David Learmount/LONDON

The European Commission (EC) has threatened to enforce its own environmental standards for the aviation industry if the international community fails to agree action.

The new EC document Air Transport and the Environment was released almost unnoticed on 1 December by Transport Commissioner Loyola de Palacio and Environment Commissioner Margot Wallström.

The paper makes it clear that the EC favours "defining more restrictive international standards for aircraft noise and gaseous emissions". However, if these do not take shape, then Europe will go it alone, warns de Palacio.

The Commission has already sought to take unilateral action to implement noise regulations involving restrictions on the use of hushkitted aircraft, a move that was delayed after it ran into fierce opposition from the USA.
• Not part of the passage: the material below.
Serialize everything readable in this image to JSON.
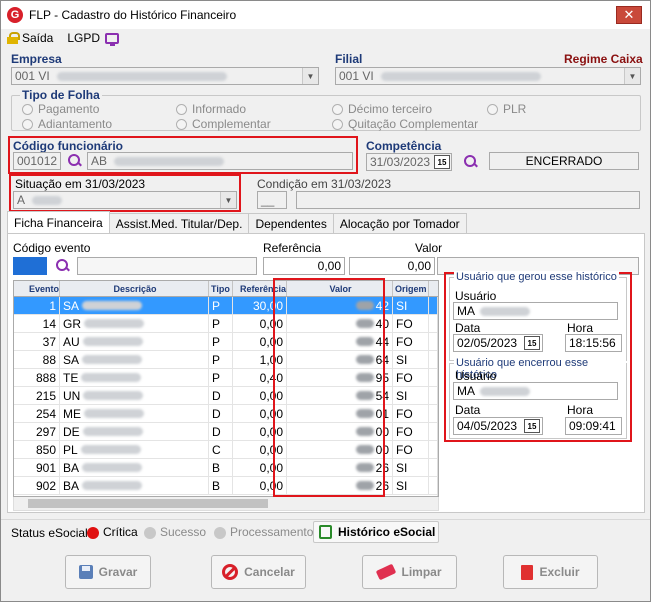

Europe is getting impatient over the need for environmental advances in aviation. The last major global agreement on the environment, the Kyoto Protocol of December 1997, sidestepped the aviation issue.

Among the measures proposed in the EC document are:

• Improving air traffic management (ATM) to reduce delays, which add to fuel use and pollution;

• An "international approach to taxes on aircraft fuel" or "alternative forms of environmental tax". One of the "alternative" proposals is an airspace user tax based on environmental criteria such as distance flown;

Environmental protection group Friends of the Earth welcomed the document, saying: "Air travel is already the world's fastest-growing source of greenhouse gases but, unlike other transport users, airlines pay no pollution taxes."

De Palacio also wants a Europe-wide framework of rules for airports, including:

• A common noise classification scheme;

• A standard noise index and method for calculating noise exposure levels;

• Noise-monitoring, noise-zoning and land use rules;

• Recommended practice for the use of land near airports;

• Standard airport operating rules.

Source: Flight International